Delayed due to the tragedy in Boston last week, the SEC Network is officially a public go. And, as is the case on the field… in the NFL draft… on the recruiting trail, the preeminent football conference in the country is poised to once again top all others in revenue streams as well.
At a press conference in Atlanta Thursday morning attended by dozens of league luminaries, including all 14 head football coaches, commissioner Mike Slive unveiled the creation of the aptly-named SEC Network. The joint venture with ESPN will officially launch in August of 2014, and in Slive’s words “marks the first time a conference will launch a network in collaboration with its primary rights holder.”
The hugely-profitable Big Ten Network was a joint venture with FOX Sports, which is not that conference’s primary rights holder.
While the conference would not get into financial specifics, with Slive saying only that they “believe this network will be very successful in terms of distribution and in terms of significant revenue,” it’s expected the SEC Network will be at least on par with its Big Ten counterpart. The past two years, each member of the Big Ten outside of Nebraska — as a “new” member, the Cornhuskers are not yet entitled to a full share — received $7.2 million and $7.9 million from the conference’s network alone. That number is expected to at least double to the neighborhood of $15 million annually per member by 2027.
The SEC should easily approach $10 million annually for each member school within five years.
“The SEC Network will provide an unparalleled fan experience of top quality SEC content presented across the television network and its accompanying digital platforms,” said Slive in a statement. “We will increase exposure of SEC athletics programs at all 14 member institutions, as we showcase the incredible student-athletes in our league. The agreement for a network streamlines and completes an overall media rights package that will continue the SEC’s leadership for the foreseeable future.”
Below are some notes from this afternoon’s much-hyped press conference:
— Three football games per week for 13 weeks and approximately 45 football games annually will be broadcast on the SEC Network annually. Only two of the games per year, however, will be televised on Thursdays. “We’re a Saturday league,” said Slive.
— CBS will no longer own the “exclusive window” for Saturday mid-afternoon SEC games as the network will televise games in three time slots: early afternoon (noon-ish), mid-afternoon (3:30) and evening (seven-ish). CBS, though, will maintain the first choice of games involving SEC schools.

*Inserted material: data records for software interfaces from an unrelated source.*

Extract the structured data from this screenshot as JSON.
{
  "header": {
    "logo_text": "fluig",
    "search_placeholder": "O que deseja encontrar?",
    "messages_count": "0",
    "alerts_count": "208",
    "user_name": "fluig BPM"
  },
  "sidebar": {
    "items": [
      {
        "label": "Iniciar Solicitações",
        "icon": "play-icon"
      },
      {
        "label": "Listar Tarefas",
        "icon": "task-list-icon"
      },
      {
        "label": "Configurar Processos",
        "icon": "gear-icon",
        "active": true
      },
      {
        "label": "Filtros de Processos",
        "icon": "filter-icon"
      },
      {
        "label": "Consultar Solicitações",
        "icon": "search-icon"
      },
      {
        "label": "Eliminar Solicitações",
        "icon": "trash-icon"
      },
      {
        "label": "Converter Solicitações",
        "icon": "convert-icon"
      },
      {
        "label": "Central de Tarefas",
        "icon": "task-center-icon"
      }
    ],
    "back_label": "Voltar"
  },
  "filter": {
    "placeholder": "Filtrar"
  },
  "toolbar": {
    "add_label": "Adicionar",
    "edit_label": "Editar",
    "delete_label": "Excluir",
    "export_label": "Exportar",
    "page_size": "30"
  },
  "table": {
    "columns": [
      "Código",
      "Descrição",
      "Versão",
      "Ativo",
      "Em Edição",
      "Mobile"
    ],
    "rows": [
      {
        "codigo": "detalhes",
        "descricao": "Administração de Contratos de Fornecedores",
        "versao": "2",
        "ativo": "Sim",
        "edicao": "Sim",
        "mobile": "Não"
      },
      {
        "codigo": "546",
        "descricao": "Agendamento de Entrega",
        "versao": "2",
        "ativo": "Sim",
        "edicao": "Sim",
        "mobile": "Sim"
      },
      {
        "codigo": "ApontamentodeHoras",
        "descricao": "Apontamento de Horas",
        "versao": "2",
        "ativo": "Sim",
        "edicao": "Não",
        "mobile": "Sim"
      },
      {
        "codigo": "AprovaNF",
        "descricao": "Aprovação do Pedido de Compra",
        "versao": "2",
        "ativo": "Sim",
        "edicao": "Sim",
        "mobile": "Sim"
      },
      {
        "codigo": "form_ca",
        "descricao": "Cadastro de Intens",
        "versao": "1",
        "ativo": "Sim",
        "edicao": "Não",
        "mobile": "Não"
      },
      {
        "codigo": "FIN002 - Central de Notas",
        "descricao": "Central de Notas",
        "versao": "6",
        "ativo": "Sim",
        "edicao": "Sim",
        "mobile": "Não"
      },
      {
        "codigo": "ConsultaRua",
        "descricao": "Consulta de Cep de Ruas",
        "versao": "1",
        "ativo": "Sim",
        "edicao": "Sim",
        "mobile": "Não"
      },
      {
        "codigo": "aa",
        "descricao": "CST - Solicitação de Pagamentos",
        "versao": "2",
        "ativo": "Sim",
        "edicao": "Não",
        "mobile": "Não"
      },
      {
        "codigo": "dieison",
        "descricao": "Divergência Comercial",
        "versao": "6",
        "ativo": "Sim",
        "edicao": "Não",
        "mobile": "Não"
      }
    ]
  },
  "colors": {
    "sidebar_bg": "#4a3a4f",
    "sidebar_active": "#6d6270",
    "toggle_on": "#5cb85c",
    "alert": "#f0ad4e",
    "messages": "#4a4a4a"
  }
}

— The network will air 1,000 hours of live sporting events in its first year, with 450 of those hours coming on the network itself and 550 on various digital platforms. Additionally, each SEC school will provide its own original content for the network.
— AT&T U-verse is the first media company to sign on as a distributor of the SEC Network. Based solely on the number of football games that will be available, expect the likes of DirecTV, Dish network, Comcast, Time-Warner, et al to sign on at some point before the August launch date next year.
— The SEC and ESPN also announced that they have extended their media rights deal through 2034. ESPN president John Skipper stated that he “believes this is the largest agreement in all of sports.”